Maty was an innovative teacher who combined the two main forms of yoga – Iyengar yoga and Ashtanga yoga – and merged them into a less dogmatic form that had a huge influence on the vinyasa flow-style yoga practiced throughout the world today.
Her Early Life
Maty was born in 1963 in Israel to Yossi and Miriam Ezraty. They emigrated to California in 1974, along with Maty’s sister, Haggit, where Maty attended Beverley Hills High School and discovered a love of ballet and dance. In her early 20s, she was introduced to yoga at the Center for Yoga in Los Angeles through a fellow dance student and found an immediate affinity with the practice.
Starting out working on the front desk in exchange for lessons, she became a teacher and then the director of the center. She and another yoga teacher, Alan Finger, co-founded YogaWorks in 1987. A couple of years later, she and her partner, Chuck Miller, bought him out.
Her Yoga Influences
Her early yoga teachers were mainly Iyengar yoga teachers, such as Dona Holleman and Gabriella Giubilaro, but in 1985, Ezraty met and indeed hosted Pattabhi Jois in her capacity as director of the Center for Yoga. This was the start of her personal journey with Ashtanga yoga and she undertook many trips to Mysore to study and practice there. She was, in fact, one of the very few women to have completed some of the advanced series of poses.
Recently Maty had returned to her Iyengar yoga roots and had frequently visited the Iyengar Institute in Pune, India where she attended B.K.S. Iyengar’s daughter Geeta Iyengar’s classes.
Together with her partner both in life and business, Chuck Miller, Ezraty has had a huge hand in shaping the way yoga is taught and practiced in the US today. Ezraty and Miller created a synthesis of both Iyengar yoga, famous for its focus on alignment and use of props, and Ashtanga yoga, known for its rigour and fluid choreographed poses linked through the breath. She brought the two systems together into a form of yoga that was both fluid and steeped in alignment and precision.
She encountered criticism and even lost friends over her approach to mixing yoga influences, for example, her use of props during her Ashtanga yoga practice. But she felt that to strain and force a pose during a yoga sequence was a less mindful approach than just taking the blocks.
As well as teaching her students, she also trained teachers all over the world in her explorative yoga methods and mentored many of the world’s leading yoga teachers.
Her Yoga Philosophy

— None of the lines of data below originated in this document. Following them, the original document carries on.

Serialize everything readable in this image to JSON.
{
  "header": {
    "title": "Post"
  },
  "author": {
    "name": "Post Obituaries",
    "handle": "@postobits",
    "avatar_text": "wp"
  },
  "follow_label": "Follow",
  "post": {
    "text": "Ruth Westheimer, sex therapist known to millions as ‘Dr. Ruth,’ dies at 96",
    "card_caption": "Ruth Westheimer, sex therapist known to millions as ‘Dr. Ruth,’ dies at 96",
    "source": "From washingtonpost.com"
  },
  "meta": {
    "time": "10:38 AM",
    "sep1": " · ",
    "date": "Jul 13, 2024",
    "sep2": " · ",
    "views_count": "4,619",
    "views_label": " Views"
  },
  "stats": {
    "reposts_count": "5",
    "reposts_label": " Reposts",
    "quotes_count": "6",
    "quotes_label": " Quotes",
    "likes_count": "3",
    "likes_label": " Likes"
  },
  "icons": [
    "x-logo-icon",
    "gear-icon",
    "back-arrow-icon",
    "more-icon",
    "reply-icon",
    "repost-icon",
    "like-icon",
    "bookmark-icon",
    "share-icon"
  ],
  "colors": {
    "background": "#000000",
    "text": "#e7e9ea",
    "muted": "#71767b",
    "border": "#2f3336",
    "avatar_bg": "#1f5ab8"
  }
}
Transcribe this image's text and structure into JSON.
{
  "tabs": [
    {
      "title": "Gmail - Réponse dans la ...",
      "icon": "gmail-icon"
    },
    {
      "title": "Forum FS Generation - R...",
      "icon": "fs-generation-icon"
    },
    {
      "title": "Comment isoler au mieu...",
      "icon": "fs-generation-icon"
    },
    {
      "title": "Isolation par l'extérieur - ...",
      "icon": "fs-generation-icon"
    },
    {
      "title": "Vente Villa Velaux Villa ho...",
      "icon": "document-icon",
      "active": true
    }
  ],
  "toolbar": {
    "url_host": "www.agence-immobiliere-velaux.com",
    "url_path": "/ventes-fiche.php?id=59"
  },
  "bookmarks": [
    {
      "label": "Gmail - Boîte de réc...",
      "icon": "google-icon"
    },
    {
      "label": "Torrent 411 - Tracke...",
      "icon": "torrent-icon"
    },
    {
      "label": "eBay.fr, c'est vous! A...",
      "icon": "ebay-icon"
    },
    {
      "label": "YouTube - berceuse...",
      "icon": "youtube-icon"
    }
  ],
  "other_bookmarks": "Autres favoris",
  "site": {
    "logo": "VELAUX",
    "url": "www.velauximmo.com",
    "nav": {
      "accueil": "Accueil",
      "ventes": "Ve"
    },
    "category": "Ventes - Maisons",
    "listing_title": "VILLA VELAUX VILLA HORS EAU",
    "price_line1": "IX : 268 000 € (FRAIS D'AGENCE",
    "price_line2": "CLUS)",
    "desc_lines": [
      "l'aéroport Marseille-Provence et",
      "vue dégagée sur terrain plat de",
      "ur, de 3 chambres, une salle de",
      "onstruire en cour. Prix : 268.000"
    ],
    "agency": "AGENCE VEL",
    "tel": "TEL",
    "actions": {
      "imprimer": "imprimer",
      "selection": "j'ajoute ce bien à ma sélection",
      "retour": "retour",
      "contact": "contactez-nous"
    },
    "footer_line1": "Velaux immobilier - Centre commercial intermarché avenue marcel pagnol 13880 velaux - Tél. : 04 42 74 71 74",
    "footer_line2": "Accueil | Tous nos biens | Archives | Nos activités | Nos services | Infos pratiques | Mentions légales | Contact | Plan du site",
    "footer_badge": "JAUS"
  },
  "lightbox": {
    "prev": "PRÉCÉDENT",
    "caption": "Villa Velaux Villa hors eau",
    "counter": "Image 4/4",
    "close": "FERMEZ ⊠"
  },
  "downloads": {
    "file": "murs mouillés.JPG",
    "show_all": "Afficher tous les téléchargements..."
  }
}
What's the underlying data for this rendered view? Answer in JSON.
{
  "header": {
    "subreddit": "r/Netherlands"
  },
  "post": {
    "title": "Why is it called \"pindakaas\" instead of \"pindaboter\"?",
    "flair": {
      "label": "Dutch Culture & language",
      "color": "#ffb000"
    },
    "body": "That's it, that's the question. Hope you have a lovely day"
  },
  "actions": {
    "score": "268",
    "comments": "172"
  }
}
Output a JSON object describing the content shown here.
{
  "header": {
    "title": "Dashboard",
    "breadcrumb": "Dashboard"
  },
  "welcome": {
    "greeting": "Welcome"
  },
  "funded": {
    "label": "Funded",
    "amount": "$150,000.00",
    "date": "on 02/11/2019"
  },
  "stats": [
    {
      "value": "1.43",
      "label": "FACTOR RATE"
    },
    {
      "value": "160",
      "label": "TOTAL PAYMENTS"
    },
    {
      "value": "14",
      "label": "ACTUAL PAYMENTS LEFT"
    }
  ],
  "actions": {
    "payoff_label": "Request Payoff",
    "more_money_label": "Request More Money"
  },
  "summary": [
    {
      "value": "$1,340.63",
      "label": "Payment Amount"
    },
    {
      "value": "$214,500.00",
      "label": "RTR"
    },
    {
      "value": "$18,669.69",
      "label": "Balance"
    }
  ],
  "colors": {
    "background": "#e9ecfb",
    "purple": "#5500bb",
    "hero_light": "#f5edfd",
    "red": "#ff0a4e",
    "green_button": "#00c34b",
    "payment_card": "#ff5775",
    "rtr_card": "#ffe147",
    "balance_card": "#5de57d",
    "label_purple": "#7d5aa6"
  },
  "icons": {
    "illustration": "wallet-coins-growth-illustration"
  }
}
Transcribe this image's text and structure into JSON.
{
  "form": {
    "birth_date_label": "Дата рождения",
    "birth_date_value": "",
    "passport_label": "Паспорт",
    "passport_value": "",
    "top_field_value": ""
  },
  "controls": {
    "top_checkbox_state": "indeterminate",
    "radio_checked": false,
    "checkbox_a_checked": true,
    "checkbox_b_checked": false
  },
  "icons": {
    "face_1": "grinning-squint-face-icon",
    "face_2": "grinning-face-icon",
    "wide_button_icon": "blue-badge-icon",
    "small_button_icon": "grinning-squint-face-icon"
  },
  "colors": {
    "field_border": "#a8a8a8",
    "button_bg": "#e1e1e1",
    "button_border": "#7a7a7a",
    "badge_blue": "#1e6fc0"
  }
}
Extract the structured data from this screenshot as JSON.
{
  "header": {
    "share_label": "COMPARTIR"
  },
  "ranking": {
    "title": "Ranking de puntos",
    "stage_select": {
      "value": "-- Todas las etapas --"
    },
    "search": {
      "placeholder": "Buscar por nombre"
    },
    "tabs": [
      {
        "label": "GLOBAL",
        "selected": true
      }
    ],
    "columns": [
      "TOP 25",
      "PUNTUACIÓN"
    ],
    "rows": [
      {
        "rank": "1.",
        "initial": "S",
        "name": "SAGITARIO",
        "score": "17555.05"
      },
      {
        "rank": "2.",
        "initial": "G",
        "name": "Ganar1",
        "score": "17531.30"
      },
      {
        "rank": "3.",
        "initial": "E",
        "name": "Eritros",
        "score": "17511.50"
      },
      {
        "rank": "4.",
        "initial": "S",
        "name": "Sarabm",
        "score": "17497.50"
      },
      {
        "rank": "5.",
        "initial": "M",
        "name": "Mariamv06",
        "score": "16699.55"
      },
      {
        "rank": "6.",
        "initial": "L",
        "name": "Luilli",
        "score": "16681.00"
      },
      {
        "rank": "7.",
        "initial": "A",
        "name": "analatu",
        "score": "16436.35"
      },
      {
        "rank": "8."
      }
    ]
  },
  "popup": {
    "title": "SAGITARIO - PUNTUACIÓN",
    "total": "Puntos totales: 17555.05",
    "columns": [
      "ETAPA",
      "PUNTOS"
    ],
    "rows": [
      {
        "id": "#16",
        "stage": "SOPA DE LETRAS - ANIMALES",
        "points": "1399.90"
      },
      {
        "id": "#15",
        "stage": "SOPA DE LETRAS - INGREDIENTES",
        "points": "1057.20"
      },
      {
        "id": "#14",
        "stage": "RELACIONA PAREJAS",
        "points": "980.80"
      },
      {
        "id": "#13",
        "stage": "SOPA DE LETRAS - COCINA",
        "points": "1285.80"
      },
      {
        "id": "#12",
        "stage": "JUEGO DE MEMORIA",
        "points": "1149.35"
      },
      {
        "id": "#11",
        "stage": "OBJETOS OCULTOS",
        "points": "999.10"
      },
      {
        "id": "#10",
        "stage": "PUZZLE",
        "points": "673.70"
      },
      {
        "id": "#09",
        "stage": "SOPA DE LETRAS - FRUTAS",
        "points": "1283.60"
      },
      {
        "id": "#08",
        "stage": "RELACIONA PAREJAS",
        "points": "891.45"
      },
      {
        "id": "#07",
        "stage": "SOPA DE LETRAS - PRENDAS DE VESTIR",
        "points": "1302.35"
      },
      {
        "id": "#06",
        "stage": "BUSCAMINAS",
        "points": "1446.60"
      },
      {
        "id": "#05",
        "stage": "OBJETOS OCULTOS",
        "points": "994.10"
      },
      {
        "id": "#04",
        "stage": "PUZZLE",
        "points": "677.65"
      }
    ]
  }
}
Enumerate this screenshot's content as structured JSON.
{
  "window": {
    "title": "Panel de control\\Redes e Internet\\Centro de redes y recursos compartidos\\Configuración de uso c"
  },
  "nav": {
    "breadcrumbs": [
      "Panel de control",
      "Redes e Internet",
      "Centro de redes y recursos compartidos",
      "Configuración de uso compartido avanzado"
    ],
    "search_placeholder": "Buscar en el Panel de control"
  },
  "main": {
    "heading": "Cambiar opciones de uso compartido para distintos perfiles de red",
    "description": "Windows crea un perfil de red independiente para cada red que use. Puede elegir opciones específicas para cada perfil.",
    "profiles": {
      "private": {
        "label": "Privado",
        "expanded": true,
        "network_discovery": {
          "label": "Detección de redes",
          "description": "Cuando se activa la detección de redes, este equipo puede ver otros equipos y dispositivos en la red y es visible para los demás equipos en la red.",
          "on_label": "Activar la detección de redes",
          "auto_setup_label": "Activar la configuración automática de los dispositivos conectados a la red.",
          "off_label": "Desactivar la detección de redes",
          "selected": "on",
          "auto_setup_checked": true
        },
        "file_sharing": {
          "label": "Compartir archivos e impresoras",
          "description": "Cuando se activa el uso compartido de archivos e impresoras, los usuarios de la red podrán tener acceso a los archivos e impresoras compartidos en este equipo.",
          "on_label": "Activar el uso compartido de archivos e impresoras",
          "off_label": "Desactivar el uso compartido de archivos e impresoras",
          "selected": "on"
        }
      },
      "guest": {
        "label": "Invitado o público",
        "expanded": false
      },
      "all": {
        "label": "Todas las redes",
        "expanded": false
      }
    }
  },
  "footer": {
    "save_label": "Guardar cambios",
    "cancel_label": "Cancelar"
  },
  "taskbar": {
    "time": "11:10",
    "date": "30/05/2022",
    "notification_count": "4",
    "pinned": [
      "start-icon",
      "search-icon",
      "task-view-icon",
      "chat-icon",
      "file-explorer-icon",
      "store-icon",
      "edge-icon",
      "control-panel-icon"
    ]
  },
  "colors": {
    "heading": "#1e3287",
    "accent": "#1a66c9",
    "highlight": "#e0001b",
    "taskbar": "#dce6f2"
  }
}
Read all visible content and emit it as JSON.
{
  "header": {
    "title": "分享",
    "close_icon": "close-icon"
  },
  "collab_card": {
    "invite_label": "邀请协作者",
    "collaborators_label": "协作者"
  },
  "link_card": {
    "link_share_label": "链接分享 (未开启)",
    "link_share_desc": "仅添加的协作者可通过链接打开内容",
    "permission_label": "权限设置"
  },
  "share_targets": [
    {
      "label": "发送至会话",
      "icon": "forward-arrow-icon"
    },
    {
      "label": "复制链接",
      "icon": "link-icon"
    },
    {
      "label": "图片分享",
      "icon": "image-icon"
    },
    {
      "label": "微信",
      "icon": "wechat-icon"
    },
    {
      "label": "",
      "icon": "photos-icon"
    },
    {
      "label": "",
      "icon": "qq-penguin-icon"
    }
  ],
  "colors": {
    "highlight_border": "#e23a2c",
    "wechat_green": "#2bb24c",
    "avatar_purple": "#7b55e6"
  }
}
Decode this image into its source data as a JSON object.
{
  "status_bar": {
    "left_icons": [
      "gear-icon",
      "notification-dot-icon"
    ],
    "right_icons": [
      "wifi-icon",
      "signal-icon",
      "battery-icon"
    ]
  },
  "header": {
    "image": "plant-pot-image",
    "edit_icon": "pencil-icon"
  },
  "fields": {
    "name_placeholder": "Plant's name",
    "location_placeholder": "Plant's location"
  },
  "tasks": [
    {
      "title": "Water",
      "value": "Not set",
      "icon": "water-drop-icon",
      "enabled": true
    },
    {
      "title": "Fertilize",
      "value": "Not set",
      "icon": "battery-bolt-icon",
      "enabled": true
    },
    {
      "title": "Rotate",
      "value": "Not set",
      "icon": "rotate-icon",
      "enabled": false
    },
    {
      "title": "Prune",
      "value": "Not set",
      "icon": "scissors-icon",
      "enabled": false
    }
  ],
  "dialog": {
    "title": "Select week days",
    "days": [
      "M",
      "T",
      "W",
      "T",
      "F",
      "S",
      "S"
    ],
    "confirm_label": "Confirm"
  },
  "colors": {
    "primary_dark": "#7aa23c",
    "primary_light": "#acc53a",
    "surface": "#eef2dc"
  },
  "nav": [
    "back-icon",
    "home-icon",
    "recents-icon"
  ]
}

Ezraty was a strong believer in being open, curious and non-dogmatic. In an interview with Stu Girling in 2015 Ezraty said,
“Yoga is so vast, that there is really no one way, and there’s no one way for one person in their whole lifetime.”
She felt that both Iyengar and Jois were brilliant teachers with so much to offer and it was short-sighted to choose one over the other. Responding to a question from Stirling about what method to choose, she replied that she chose “love”. In a world of fundamentalism, opposing camps and divisions, Maty Ezraty’s human and wise approach to yoga is a life-lesson for us all.
Read the full obituary of Maty Ezraty’s inspirational life here.